Emerging Technology Analyst
- Germany, Singapore and South Korea top BloombergNEF’s industrial digitalization ranking
- Strategies of high-ranking countries can be replicated in newly digitalizing nations
Our ability to generate, collect and use industrial data has skyrocketed in recent years as sensors, software and data science have improved. The manufacturing, energy, logistics and mining sectors will become more efficient and clean as a result of this digitalization – a process that is sparking interest in countries around the world.
BloombergNEF’s 2019 ranking reveals the industrial digitalization status of 40 countries and ranks them using metrics in investment, governance, workforce and technology. A high score indicates active digital efforts across industry and government, backed by the capital, skills and technology to scale further. The report includes full profiles for 19 leading countries, as well as analyses of strategies that can serve as models for newly digitalizing entities.
Clients can access the ‘Industrial Digitalization: National Strategies and Ranking’ report on The Terminal or on the web.
The ranking shows Europe and Asia are regional leaders. Of the top 10 scorers, four were European countries and four were Asian. Despite being home to leading technology and industrial companies, the U.S. ranked ninth. This is partially due to the absence of digital policy frameworks and other forms of government support.
Countries now becoming interested in digitalization can learn lessons from early starters. In particular, highly-ranked countries have examples of innovative policies, investment schemes and training programs that can be replicated.
Having a national policy helps set digitalization as a priority. Focusing on a few industries helps channel resources into the most strategic areas. Of the 40 countries covered in our research, 20 have dedicated digital industrial policies and 27 have AI strategies (see chart below).
Germany, which topped the ranking, was the first to release a national digital industrial strategy. Industrie 4.0 was adopted in 2011 and has since served as an example for other countries. The policy focuses on digitalizing Germany’s manufacturing sector, particularly in automotive manufacturing, one of the country’s historical strengths. The policy’s defined scope helps Germany focus efforts on sectors where it can best extend its lead.
The strategy of Singapore, ranked second, follows Germany’s model and targets manufacturing as well. Still, Singapore is unique in providing interactive digitalization tools rather than a static policy. Singapore’s Economic Development Board released several step-by-step guides for manufacturers to start and scale digital efforts. It also provides an assessment for companies to gauge which technology areas are most valuable to address. Singapore’s government is acutely focused on the needs of the private sector and its tools target the hurdles that individual companies face.
Governments and corporations are investing heavily in the digital transformation. This comes in the form of investment into research and development, private venture funding of digital technology startups, and public-private partnerships focused on technology development, applications, and training.

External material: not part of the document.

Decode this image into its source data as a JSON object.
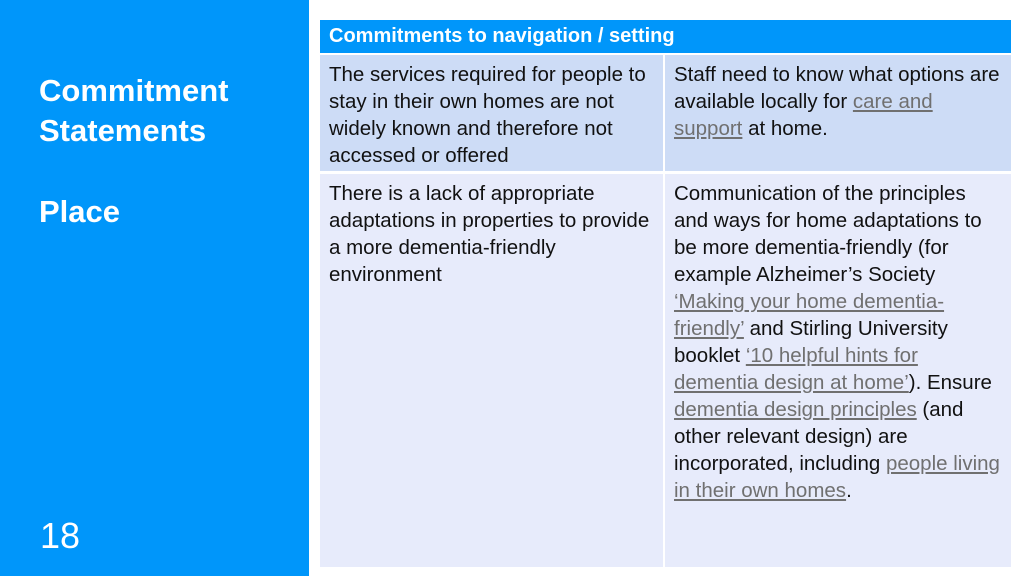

In the U.A.E., ranked 16, Dubai’s Future Accelerators is an investment program in which the government highlights challenges the country faces in IoT, mobility and clean energy. It invites startups to submit proposals that are vetted for investment and implementation. This program considers a business need first and foremost, and is an effective vehicle for introducing digital innovation into government operations.
Investment in innovation hubs is another popular way to accelerate digitalization. The Industry 4.0 Testlabs in Australia, ranked 13, are scattered across academic institutions in the county. These labs provide spaces where businesses and researchers can come together to trial Industry 4.0 technologies, all while training the next generation of workers. Open-access labs provide a non-competitive place to experiment and are an incubator for innovation.
Finally, the future digital economy will require new skills in areas such as data science, AI and robotics. To prepare for this demand, many corporations have partnered with research universities to start programs in emerging technologies.
Siemens, the German industrial group, partnered with South Africa’s government to launch a digital mining incubator at Wits University. It aims to train experts in digital technologies for South Africa’s strategic mining sector.
France, which ranked eighth, has taken a slightly different route and focuses on attracting the best global talent. France’s tech visa fast-tracks residence permits for technology workers who want to relocate to France. Designing new curriculums and retraining French workers is necessary but it will be years before industry sees the results. Attracting existing top talent may be faster.